As if unconvinced and seeking guidance from readers, each week now the national business press sort through the question of whether the U.S. is in the midst of a ‘manufacturing renaissance’. An article in last week’s Wall St. Journal, ‘Why US Manufacturing is Poised for a Comeback (Maybe)’, was a good example. Today, a column in the Detroit News was less equivocal. "For those who know what manufacturing is like today, there’s no doubt that we’re enjoying a bona fide renaissance," the author opined.
We're clearly intrigued by the possibility that manufacturing is ascending. But does the evident desire to build more stuff here, and the growing awareness of what was lost in the massive offshoring of U.S. manufacturing prowess, equate to a full on comeback?
As we’re always glad to help out other manufacturers (yes, newspaper and magazine publishers are manufacturers) the answer is, not yet.
A more apt description of what we’re experiencing is a manufacturing ‘awakening’. Business, economic development and government are waking up to the appeal of a resurgent manufacturing economy.
The benefits are tangible.

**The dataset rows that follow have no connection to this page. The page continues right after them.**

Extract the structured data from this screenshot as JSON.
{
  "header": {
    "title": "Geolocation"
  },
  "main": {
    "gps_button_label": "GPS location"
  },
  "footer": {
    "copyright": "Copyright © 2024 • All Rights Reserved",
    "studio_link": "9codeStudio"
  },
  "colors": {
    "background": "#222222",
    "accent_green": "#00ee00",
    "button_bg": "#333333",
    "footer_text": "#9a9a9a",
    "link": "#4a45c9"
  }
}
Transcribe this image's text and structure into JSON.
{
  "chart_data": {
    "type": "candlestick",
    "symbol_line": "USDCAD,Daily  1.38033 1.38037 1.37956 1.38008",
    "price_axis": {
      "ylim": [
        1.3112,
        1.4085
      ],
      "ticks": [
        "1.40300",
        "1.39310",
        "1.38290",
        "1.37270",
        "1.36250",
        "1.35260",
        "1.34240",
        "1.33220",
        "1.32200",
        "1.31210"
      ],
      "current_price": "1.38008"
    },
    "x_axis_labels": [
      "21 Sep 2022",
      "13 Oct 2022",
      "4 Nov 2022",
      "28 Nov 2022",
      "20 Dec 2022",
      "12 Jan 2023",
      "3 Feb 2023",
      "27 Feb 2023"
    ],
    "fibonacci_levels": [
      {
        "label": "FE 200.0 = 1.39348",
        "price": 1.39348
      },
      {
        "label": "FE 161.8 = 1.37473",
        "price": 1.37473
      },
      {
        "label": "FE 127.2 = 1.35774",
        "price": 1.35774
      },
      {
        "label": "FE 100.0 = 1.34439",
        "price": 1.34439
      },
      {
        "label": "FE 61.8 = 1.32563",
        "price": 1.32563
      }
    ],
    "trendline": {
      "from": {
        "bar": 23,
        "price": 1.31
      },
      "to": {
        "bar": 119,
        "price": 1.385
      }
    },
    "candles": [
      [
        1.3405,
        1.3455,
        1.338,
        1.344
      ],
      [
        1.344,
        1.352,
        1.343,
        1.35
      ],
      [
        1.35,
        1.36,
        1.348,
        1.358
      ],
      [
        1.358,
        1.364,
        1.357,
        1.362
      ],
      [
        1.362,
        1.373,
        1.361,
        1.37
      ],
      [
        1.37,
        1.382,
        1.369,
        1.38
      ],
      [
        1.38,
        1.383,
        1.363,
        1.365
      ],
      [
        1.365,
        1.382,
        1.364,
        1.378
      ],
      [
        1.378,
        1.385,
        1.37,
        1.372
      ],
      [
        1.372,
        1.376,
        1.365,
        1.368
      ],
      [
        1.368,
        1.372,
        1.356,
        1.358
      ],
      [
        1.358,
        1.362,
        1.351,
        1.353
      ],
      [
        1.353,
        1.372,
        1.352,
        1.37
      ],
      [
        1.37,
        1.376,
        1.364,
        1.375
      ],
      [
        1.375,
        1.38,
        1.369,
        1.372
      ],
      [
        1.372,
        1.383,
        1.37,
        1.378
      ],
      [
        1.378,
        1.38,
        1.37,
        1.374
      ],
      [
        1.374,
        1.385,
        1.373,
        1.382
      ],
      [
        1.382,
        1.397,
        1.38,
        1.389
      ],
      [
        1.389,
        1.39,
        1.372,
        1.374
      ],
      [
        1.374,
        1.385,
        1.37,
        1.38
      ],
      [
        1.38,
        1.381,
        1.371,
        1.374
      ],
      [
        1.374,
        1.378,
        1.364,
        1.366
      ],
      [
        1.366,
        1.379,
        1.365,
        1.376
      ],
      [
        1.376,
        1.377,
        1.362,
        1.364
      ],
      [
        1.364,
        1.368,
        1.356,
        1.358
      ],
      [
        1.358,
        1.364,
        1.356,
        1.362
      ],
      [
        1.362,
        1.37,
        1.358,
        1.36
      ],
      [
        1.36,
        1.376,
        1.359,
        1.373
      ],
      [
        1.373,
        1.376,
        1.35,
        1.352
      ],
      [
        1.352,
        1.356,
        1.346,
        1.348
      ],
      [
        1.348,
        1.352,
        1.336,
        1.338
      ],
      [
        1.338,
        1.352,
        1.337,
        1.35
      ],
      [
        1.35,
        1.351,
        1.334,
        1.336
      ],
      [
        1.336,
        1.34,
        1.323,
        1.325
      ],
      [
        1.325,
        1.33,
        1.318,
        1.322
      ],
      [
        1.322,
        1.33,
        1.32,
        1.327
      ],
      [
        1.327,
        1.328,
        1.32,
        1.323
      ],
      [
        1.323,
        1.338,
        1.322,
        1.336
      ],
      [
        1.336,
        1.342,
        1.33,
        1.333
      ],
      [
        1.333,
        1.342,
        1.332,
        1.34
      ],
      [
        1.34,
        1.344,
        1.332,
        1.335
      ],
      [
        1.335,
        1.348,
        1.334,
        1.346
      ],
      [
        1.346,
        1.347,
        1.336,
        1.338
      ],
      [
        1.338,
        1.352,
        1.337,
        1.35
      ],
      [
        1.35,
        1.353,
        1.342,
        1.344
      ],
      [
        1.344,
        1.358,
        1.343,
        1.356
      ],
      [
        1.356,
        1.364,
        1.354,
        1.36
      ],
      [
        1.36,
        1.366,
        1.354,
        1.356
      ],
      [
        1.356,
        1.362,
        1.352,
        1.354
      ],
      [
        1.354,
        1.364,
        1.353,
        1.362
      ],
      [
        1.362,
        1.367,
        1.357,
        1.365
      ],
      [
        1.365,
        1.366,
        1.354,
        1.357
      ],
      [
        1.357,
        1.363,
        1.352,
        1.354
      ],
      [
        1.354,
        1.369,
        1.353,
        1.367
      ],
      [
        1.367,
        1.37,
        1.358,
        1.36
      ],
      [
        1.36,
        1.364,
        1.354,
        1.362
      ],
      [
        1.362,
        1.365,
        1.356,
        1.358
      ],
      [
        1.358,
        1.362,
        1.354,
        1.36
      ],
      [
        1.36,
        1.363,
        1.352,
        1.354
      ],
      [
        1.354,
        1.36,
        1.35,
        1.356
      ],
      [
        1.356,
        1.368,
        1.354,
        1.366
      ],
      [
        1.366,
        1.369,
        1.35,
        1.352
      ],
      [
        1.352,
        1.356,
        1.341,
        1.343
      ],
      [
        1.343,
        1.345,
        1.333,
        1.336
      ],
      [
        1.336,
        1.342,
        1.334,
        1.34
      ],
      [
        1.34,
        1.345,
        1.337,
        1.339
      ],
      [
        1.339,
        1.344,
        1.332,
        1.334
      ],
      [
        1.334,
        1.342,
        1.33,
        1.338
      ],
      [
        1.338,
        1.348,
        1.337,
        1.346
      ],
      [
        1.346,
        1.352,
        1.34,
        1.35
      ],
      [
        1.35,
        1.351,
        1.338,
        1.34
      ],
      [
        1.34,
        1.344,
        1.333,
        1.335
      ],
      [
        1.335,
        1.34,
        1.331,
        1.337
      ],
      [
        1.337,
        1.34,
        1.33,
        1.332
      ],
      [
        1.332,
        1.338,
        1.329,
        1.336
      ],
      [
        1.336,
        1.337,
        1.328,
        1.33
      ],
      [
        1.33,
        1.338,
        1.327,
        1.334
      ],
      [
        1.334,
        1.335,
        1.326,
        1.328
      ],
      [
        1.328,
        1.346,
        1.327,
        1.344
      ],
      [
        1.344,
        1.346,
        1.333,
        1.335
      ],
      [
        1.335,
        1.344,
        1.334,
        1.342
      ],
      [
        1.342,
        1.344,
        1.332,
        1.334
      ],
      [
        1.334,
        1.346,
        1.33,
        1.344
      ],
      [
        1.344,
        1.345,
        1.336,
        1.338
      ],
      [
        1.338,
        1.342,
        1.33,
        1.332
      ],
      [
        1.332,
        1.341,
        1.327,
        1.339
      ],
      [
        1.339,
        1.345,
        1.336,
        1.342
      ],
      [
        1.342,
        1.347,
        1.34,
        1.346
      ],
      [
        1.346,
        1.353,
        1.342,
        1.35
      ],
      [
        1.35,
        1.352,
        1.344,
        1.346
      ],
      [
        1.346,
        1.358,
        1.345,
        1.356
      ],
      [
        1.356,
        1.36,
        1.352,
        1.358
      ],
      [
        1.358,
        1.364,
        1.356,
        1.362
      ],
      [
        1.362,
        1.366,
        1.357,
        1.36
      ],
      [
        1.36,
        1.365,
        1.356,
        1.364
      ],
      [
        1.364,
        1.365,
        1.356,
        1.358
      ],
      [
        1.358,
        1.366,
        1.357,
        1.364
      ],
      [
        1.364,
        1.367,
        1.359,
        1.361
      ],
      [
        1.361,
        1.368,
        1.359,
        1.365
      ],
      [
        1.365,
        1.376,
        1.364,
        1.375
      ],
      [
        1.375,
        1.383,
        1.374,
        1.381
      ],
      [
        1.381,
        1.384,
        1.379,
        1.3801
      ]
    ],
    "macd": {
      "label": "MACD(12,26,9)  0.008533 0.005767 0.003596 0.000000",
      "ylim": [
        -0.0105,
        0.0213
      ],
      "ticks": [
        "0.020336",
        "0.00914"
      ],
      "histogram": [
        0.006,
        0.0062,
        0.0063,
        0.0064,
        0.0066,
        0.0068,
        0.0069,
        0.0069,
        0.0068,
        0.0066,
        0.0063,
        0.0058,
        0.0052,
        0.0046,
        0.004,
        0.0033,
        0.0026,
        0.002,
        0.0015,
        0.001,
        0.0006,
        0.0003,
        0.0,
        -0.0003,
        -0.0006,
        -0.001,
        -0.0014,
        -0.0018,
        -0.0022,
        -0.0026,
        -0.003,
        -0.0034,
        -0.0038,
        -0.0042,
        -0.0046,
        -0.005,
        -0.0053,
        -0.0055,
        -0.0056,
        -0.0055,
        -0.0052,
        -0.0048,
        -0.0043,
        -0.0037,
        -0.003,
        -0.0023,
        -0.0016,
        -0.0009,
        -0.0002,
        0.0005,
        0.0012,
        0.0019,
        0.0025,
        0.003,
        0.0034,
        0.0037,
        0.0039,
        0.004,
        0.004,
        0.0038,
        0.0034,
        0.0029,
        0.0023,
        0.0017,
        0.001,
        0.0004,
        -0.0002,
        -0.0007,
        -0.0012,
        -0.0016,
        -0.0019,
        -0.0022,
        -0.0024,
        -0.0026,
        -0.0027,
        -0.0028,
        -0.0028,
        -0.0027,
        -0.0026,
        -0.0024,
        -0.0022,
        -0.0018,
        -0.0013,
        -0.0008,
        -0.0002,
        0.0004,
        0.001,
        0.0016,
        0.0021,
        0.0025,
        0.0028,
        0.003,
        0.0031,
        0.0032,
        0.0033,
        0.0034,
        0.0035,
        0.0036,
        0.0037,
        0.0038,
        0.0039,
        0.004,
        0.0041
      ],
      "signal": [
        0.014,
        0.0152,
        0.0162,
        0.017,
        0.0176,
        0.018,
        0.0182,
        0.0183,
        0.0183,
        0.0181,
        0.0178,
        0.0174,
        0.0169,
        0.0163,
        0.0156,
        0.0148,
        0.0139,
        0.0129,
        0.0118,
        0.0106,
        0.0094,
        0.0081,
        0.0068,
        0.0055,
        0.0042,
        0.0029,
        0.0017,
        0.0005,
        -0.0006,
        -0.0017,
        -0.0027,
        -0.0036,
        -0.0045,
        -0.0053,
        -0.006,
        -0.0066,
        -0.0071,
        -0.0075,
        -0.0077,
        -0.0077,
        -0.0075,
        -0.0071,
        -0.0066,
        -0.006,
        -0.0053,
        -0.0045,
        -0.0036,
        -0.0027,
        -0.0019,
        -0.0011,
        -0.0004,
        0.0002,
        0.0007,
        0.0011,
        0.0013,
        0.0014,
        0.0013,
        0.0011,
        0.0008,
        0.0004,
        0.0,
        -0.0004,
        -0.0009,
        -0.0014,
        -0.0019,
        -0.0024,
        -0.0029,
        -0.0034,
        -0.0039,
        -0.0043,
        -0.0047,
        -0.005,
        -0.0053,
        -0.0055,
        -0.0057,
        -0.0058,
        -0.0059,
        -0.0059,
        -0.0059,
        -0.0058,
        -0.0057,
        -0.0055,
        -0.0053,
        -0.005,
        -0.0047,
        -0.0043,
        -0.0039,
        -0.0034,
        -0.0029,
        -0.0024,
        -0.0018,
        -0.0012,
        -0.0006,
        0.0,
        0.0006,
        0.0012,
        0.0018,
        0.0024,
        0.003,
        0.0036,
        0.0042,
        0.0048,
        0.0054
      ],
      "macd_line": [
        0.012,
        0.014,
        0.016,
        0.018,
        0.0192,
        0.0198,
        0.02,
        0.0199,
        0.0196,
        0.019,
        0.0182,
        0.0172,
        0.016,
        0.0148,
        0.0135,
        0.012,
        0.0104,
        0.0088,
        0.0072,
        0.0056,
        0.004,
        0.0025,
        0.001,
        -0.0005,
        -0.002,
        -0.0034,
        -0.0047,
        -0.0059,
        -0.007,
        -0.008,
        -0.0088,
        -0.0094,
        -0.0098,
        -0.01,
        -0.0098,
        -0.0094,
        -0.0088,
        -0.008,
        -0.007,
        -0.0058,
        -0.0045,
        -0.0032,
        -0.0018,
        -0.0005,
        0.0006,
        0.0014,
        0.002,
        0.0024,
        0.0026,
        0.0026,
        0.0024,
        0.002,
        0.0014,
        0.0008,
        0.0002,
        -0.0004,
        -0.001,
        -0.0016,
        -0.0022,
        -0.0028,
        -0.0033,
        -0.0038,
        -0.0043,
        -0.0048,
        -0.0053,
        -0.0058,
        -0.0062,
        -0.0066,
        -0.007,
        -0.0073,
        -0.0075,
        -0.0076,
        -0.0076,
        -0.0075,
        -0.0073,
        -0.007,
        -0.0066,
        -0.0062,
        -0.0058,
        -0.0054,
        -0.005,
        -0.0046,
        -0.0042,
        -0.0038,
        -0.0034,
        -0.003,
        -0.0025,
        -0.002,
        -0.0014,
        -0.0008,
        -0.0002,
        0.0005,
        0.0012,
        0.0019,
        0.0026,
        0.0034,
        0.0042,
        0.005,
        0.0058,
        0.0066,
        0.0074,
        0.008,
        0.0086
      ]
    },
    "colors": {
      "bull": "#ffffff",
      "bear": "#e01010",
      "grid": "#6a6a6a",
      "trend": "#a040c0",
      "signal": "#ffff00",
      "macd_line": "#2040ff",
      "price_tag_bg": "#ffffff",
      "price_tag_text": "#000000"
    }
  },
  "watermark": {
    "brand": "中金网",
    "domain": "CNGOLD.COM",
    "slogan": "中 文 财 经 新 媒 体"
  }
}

Maker companies build wealth by returning dollars from product sales back the community. Jobs are relatively high paying. And it's a sector that drives innovation and the practical application of technology pouring out of higher-ed and industry incubators.
But until industry can fill thousands of positions that go unfilled due to a lack of qualified workers, or find workers at all, qualified or not, a ‘renaissance’ will remain a goal not reality. Manufacturers jammed a room at Mike Bristol’s innovative brewery in Colorado Springs last week to hear Tom Neppl, CEO at Springs Fabrication, explain why he’s leading a charge to form a new industry partnership in the region. “If I go down to the college and say I need a machinist, they're not going to listen. If 15 of us go down there, it's a different story,” Neppl said of industry’s need to align with higher education.
Jan Erickson, founder of Janska, a Colorado Springs-based apparel manufacturer, can’t find labor. “We need more sewers. Something has to be done,” she said at the event, referring specifically to immigration reform that would enable her to import more labor.
And we’re not close, really, to a point where youth value a manufacturing career. We’ve taught our best and brightest the opposite. Nor are we challenging enough undergraduates to aspire to build businesses that build stuff.
However slowly we’ve come around to the notion, there’s nevertheless widening consensus that our economy needs more maker companies. That the benefits are often inherently local. That successful industry clusters like natural food in Boulder, bioscience in Denver and cycling in Odgen are models that can be emulated with great success.
More lifestyle industry seems the low hanging fruit. We advertise to put skis on the hill, boots and wheels on the trail and tourists in the wineries of Mesa County. Promoting the region as a home for the light industry who would make our lifestyle tools and toys seems an easy and effective extension of our brand efforts. As I’ve written, Ogden’s the latest example of leveraging a lifestyle brand with industry efforts.
The industry clusters that result arc across the economy. They involve a breadth of service businesses - architects and designers to contemplate new maker spaces, builders to build them, tech companies to enable them, financiers to capitalize and professional service firms to support them. An entire economy engaged.
Challenges like workforce can be overcome. What was needed first was awareness of the possibilities.